Exercise brief ->
Could you copy every entry exactly, with nothing changed?

Dataset content ->
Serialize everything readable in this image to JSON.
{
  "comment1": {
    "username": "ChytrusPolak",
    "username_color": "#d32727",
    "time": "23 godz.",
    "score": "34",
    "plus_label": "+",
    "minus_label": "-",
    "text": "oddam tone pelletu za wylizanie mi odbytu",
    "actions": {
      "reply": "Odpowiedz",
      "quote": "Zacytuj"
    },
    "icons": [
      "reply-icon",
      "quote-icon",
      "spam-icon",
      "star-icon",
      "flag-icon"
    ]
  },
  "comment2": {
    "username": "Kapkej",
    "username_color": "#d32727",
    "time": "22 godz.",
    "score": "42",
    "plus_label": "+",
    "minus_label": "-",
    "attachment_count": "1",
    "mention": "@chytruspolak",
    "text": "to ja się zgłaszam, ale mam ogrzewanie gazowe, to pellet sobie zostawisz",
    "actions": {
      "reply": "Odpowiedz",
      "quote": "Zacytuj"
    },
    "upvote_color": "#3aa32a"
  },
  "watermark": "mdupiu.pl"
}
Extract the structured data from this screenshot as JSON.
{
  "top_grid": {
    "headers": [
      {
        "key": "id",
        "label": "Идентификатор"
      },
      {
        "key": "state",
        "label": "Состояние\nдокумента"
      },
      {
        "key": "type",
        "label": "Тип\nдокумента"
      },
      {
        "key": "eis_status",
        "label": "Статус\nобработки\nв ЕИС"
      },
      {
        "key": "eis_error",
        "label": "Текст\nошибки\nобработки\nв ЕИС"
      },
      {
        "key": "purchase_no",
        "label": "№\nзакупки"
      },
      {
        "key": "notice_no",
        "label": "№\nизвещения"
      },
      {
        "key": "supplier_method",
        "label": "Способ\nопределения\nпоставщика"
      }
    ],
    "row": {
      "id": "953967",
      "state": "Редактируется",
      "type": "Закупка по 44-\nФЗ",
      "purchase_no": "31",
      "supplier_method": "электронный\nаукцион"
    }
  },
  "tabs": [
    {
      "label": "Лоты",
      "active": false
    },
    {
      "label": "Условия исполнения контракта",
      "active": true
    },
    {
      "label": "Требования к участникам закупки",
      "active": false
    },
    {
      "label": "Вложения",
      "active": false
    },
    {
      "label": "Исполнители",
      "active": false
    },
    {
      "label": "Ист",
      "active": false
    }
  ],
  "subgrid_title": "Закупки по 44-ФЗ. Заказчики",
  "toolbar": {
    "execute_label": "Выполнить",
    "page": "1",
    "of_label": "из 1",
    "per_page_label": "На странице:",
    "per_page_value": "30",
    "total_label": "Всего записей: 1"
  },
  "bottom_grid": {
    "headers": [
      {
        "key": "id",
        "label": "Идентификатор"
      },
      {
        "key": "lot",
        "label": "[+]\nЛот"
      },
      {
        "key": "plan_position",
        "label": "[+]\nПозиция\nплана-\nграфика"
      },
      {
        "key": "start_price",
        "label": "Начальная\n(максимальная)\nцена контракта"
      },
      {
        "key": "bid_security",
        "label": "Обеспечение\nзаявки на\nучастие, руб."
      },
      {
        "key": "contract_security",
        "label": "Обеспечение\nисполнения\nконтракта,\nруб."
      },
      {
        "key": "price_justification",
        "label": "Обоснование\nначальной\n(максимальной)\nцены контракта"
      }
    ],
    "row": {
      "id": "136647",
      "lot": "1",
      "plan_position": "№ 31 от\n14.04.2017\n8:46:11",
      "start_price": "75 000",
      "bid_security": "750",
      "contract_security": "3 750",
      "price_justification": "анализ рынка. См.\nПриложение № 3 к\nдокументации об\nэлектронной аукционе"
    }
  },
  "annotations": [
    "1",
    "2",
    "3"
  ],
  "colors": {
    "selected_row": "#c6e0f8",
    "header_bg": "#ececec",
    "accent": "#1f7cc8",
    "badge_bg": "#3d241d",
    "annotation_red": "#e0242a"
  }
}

Reply ->
Serialize everything readable in this image to JSON.
{
  "comment1": {
    "username": "ChytrusPolak",
    "username_color": "#d32727",
    "time": "23 godz.",
    "score": "34",
    "plus_label": "+",
    "minus_label": "-",
    "text": "oddam tone pelletu za wylizanie mi odbytu",
    "actions": {
      "reply": "Odpowiedz",
      "quote": "Zacytuj"
    },
    "icons": [
      "reply-icon",
      "quote-icon",
      "spam-icon",
      "star-icon",
      "flag-icon"
    ]
  },
  "comment2": {
    "username": "Kapkej",
    "username_color": "#d32727",
    "time": "22 godz.",
    "score": "42",
    "plus_label": "+",
    "minus_label": "-",
    "attachment_count": "1",
    "mention": "@chytruspolak",
    "text": "to ja się zgłaszam, ale mam ogrzewanie gazowe, to pellet sobie zostawisz",
    "actions": {
      "reply": "Odpowiedz",
      "quote": "Zacytuj"
    },
    "upvote_color": "#3aa32a"
  },
  "watermark": "mdupiu.pl"
}
Extract the structured data from this screenshot as JSON.
{
  "top_grid": {
    "headers": [
      {
        "key": "id",
        "label": "Идентификатор"
      },
      {
        "key": "state",
        "label": "Состояние\nдокумента"
      },
      {
        "key": "type",
        "label": "Тип\nдокумента"
      },
      {
        "key": "eis_status",
        "label": "Статус\nобработки\nв ЕИС"
      },
      {
        "key": "eis_error",
        "label": "Текст\nошибки\nобработки\nв ЕИС"
      },
      {
        "key": "purchase_no",
        "label": "№\nзакупки"
      },
      {
        "key": "notice_no",
        "label": "№\nизвещения"
      },
      {
        "key": "supplier_method",
        "label": "Способ\nопределения\nпоставщика"
      }
    ],
    "row": {
      "id": "953967",
      "state": "Редактируется",
      "type": "Закупка по 44-\nФЗ",
      "purchase_no": "31",
      "supplier_method": "электронный\nаукцион"
    }
  },
  "tabs": [
    {
      "label": "Лоты",
      "active": false
    },
    {
      "label": "Условия исполнения контракта",
      "active": true
    },
    {
      "label": "Требования к участникам закупки",
      "active": false
    },
    {
      "label": "Вложения",
      "active": false
    },
    {
      "label": "Исполнители",
      "active": false
    },
    {
      "label": "Ист",
      "active": false
    }
  ],
  "subgrid_title": "Закупки по 44-ФЗ. Заказчики",
  "toolbar": {
    "execute_label": "Выполнить",
    "page": "1",
    "of_label": "из 1",
    "per_page_label": "На странице:",
    "per_page_value": "30",
    "total_label": "Всего записей: 1"
  },
  "bottom_grid": {
    "headers": [
      {
        "key": "id",
        "label": "Идентификатор"
      },
      {
        "key": "lot",
        "label": "[+]\nЛот"
      },
      {
        "key": "plan_position",
        "label": "[+]\nПозиция\nплана-\nграфика"
      },
      {
        "key": "start_price",
        "label": "Начальная\n(максимальная)\nцена контракта"
      },
      {
        "key": "bid_security",
        "label": "Обеспечение\nзаявки на\nучастие, руб."
      },
      {
        "key": "contract_security",
        "label": "Обеспечение\nисполнения\nконтракта,\nруб."
      },
      {
        "key": "price_justification",
        "label": "Обоснование\nначальной\n(максимальной)\nцены контракта"
      }
    ],
    "row": {
      "id": "136647",
      "lot": "1",
      "plan_position": "№ 31 от\n14.04.2017\n8:46:11",
      "start_price": "75 000",
      "bid_security": "750",
      "contract_security": "3 750",
      "price_justification": "анализ рынка. См.\nПриложение № 3 к\nдокументации об\nэлектронной аукционе"
    }
  },
  "annotations": [
    "1",
    "2",
    "3"
  ],
  "colors": {
    "selected_row": "#c6e0f8",
    "header_bg": "#ececec",
    "accent": "#1f7cc8",
    "badge_bg": "#3d241d",
    "annotation_red": "#e0242a"
  }
}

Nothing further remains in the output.